In our column, “Cider Loves Food,” contributor Meredith Collins (blogger extraordinaire at Along Came a Cider) is looking at different cuisines and finding the perfect ciders to help take your meals to the next level.
Late summer is the time for state and county fairs, which take place all over the country! Fairs offer blocks and blocks of treats and indulgence, and can also connect us to regional food heritage or seasonal agriculture. Sometimes that might be a small connection stretched thin, but it’s there.
It’s also fun to just get caught up in the whimsy of fair food! We’re talking all things fried, foot-long and served on a stick. Here’s how cider pairings can take those experiences totally over the top!
There’s no such thing as a proper “dinner” at the fair, so why not forget all the typical rules and start with something sweet? It doesn’t get any more iconic than a paper plate filled with scribbles of fried dough, covered in powdered sugar and topped with whipped cream.

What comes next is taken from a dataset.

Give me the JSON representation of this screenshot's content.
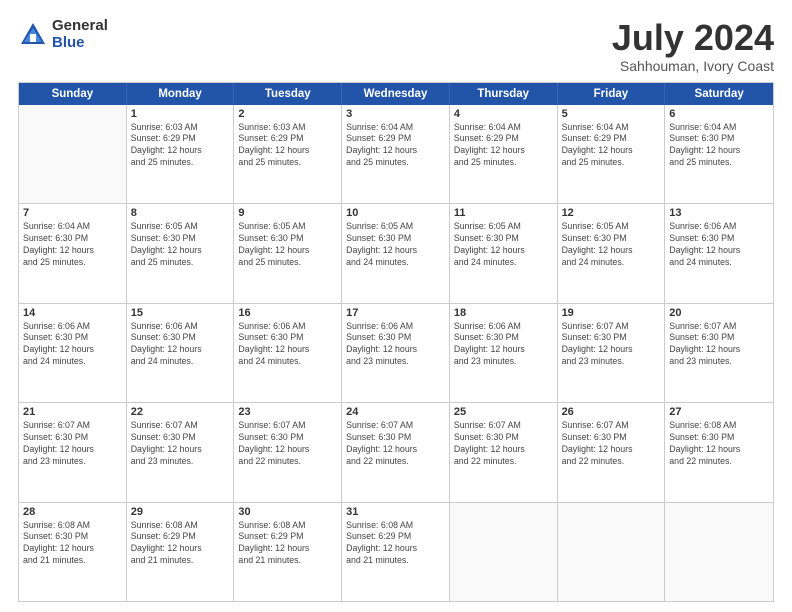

When it’s time for funnel cake, it’s time for a berry cider like 1911’s Jam On It or 2 Towns Ciderhouse’s Two Berry Dream. Jam On It is all about strawberries, raspberries and blueberries; it’s almost like getting a sweet berry sauce with the funnel cake. Two Berry Dream is a bit darker and and more tart with its blend of blueberries, black currant juice and lime. Both have the tart, fruity contrast that funnel cake needs.

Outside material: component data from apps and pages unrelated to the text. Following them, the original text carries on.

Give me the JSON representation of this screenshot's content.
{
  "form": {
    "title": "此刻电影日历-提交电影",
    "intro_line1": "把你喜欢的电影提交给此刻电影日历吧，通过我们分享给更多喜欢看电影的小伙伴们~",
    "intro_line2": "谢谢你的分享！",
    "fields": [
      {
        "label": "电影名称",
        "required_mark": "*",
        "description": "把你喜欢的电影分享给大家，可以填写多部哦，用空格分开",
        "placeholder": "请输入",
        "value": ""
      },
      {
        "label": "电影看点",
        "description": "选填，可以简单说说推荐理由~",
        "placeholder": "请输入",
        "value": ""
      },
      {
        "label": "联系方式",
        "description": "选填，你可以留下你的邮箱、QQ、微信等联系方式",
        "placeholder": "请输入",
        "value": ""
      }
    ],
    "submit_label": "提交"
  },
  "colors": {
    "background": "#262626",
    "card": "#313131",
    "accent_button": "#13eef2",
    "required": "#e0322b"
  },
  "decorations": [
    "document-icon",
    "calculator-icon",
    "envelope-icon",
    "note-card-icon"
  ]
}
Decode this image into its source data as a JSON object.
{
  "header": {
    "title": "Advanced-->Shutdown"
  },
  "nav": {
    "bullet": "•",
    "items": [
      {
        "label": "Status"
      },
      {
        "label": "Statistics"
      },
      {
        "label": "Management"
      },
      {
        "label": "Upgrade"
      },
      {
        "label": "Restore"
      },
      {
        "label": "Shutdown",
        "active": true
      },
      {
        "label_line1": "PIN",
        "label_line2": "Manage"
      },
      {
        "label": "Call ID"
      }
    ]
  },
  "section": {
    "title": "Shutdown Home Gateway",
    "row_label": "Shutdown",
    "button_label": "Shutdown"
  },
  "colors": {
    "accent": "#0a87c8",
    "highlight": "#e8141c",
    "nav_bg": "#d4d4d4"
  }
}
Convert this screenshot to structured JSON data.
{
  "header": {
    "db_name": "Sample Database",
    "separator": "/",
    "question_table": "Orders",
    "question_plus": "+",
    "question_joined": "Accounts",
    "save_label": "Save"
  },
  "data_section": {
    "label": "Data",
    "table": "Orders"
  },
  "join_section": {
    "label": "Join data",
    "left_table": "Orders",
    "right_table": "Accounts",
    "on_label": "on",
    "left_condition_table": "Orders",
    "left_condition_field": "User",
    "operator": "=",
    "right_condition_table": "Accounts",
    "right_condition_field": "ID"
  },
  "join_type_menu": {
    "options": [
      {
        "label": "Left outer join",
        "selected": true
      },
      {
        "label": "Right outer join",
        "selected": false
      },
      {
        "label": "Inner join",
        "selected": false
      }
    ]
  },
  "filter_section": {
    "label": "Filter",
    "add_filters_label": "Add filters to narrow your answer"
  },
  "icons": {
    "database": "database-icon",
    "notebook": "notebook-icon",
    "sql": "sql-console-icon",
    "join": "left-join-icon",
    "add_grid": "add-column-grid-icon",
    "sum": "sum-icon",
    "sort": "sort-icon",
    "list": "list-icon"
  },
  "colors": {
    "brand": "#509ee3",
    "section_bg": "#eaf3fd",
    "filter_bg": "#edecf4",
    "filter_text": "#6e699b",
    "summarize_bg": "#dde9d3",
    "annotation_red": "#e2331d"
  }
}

At fairs in New York State, there’s a particular vendor, Dr. Vegetable, who is absolutely synonymous with my favorite of all fair foods: fried veggies. I love crunchy fried veggies so much! If you aren’t lucky enough to have a similar vendor at your state or county fair, order some tempura vegetables at a Japanese restaurant or try frying your own.
To accompany fried veggies, I recommend a cider shandy (a cider-lemonade blend) like Stowe Cider’s Shandy or Melick’s Hard Cider’s Lemon Shandy. Even with a light, crispy batter, fried veggies can be a little oily, which makes a super-zesty citrus cider the perfect pairing. Both of these are semidry, so you can enjoy some sweetness along with lemon’s sour pucker. They’re completely refreshing, particularly with crunchy, salty fried broccoli, onion rings and zucchini!

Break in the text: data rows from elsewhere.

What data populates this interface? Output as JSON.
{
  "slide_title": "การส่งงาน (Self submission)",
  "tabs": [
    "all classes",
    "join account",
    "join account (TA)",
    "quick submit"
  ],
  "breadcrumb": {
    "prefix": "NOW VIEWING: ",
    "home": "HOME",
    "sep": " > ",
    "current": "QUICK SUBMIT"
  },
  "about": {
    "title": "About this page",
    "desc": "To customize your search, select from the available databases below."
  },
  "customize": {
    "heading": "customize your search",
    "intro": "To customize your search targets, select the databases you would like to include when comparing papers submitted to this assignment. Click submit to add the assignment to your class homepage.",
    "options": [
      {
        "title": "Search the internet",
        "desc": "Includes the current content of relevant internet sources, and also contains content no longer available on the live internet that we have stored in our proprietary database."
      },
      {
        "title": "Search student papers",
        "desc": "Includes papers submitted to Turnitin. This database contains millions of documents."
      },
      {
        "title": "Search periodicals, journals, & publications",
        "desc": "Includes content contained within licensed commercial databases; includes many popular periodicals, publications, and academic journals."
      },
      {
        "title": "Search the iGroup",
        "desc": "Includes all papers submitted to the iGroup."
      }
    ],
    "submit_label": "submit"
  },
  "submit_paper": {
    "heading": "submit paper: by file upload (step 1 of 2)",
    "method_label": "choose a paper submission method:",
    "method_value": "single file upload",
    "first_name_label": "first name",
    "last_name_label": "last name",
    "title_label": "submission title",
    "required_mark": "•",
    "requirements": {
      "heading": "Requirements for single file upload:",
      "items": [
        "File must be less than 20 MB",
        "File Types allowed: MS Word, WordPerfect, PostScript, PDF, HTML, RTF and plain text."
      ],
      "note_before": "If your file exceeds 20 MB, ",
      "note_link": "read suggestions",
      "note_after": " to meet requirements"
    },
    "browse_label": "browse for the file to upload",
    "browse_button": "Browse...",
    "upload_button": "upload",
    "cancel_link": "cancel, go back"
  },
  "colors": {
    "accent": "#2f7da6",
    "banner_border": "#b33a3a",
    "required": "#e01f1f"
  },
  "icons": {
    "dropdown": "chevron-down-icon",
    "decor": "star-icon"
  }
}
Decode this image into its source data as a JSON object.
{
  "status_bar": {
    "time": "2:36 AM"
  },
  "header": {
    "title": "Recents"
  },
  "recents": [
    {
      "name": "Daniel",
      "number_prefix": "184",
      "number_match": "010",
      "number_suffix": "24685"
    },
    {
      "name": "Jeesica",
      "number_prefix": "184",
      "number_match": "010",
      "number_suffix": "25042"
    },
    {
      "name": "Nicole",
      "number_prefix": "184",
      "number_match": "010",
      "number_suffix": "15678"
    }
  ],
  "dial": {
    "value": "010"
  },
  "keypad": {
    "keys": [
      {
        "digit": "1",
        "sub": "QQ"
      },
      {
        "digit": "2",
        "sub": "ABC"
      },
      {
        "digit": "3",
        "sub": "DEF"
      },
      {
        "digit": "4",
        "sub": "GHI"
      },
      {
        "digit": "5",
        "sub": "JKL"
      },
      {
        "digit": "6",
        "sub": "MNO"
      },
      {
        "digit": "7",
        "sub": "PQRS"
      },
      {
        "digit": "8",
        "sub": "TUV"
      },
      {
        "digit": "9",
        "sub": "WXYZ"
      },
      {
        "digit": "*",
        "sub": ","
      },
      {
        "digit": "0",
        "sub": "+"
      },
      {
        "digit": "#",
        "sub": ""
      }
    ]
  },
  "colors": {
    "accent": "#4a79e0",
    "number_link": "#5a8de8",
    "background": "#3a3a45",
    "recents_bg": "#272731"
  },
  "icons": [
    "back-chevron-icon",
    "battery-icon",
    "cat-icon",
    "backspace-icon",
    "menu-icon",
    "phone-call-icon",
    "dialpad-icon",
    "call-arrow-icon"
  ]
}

There are as many different ways to experience awesome street corn as there are fairs. Some are more like elote (Mexican street corn), with lime, chili and cheese, while others offer a kiss of char and its subtle caramelization of summery sweet corn. No matter the toppings, grilled corn is usually decadent, buttery and sweet. Unless it’s served in a cup, the corn needs to be grilled with the husks still attached; that’s how you hang on to it!
Any version of grilled street corn can be enhanced with a strongly flavored fruit cider, like Austin Eastciders’ Chili Lime Watermelon Cider or Ricker Hill’s Mainiac Gold Cranberry. These two ciders are very different — the Austin Eastciders is over-the-top and the Mainiac is more mellow — so think about what’s going on with the corn before choosing the right fruit-forward cider. Either the corn can be maximalist with several toppings or the cider can be elaborately augmented, but not both. Let one element be simple and the other ostentatious. Either way, corn’s natural sweetness and a semisweet fruit cider will go beautifully together.
I don’t eat pork or beef, so I’m calling on my extensive meat-eating network for this one. I’m told that when strolling the fair’s midway, the tantalizing aroma of Italian sausage — with onions and peppers, of course — is a savory fever dream. It’s juicy, salty and bursting with flavor.
That’s why my recommendation is a cider slushie. Pair this high flavorful main course with a cool and refreshing hard cider slushie that’s just apple-y, icy and sweet. My recommendation is not brand specific, but here’s how Angry Orchard makes its Angry Hard Cider Slushy. The salty and sweet should combine to make an out-of-this-world contrasting pairing.
Chocolate Dipped Frozen Cheesecake on a Stick
Is it going out of all bounds of taste and reason to take something as wonderful as cheesecake and skewer it with a stick before dousing it in toppings? I say, not at all. All of these ungodly modifications work together seamlessly. A frozen cheesecake is different from a room temperature one: It’s easier to eat on a stick, and dipping the vanilla custard-y goodness in chocolate is just undeniably good.
There’s a lot going on there, so I think this dessert is best accompanied by a very bubbly and dry cider like Castle Hill Cider’s Celestial or Redbyrd Orchard Cider’s Wild Heart. These are terrific ciders that could also be enjoyed mightily on their own. On the surface, they’re simple: just apples, time and bubbles. When savored, they open up worlds of exploration of tannins, fruity acidity, texture and flavor. They can be on the pointed and austere side, which makes the cheesecake a perfect counterbalance. Even if you’re in the midst of riotous lights, sounds and colors at the fair, these combinations will transport you.
My final word: indulge! Fair time only comes once a year, and lots of these treats will be gone for the year after just a few days. Just don’t forget extra napkins — and stow a roll of antacids in your pocket!
- Photos: Dish Works